■ **ACTION ITEM**: Filter the data for lines with the word "icon" and copy those lines.

■ **INFORMATION**:
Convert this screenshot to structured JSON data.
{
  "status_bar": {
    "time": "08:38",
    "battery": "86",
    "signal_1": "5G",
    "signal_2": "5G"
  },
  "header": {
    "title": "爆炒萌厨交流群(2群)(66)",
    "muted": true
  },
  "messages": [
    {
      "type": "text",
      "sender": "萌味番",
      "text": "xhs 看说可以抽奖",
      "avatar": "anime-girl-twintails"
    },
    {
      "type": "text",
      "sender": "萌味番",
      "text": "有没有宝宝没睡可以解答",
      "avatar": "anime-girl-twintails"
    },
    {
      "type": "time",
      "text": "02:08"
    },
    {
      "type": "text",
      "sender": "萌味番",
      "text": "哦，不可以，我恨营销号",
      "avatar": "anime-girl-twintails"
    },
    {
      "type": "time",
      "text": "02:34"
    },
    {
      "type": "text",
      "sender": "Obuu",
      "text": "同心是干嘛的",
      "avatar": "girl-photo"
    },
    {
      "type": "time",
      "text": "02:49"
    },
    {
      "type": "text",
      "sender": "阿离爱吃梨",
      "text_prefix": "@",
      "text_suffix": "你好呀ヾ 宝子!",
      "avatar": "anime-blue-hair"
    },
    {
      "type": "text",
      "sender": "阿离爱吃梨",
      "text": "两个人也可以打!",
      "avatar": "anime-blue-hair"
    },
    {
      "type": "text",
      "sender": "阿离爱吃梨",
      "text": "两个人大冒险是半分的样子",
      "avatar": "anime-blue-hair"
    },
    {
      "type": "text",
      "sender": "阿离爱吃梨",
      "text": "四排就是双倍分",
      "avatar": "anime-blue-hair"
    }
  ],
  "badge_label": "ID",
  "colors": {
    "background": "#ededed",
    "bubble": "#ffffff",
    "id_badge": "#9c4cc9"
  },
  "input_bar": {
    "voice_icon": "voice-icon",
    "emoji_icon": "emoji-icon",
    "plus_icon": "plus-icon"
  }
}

■ **RESPONSE TO THIS TASK**:
    "voice_icon": "voice-icon",
    "emoji_icon": "emoji-icon",
    "plus_icon": "plus-icon"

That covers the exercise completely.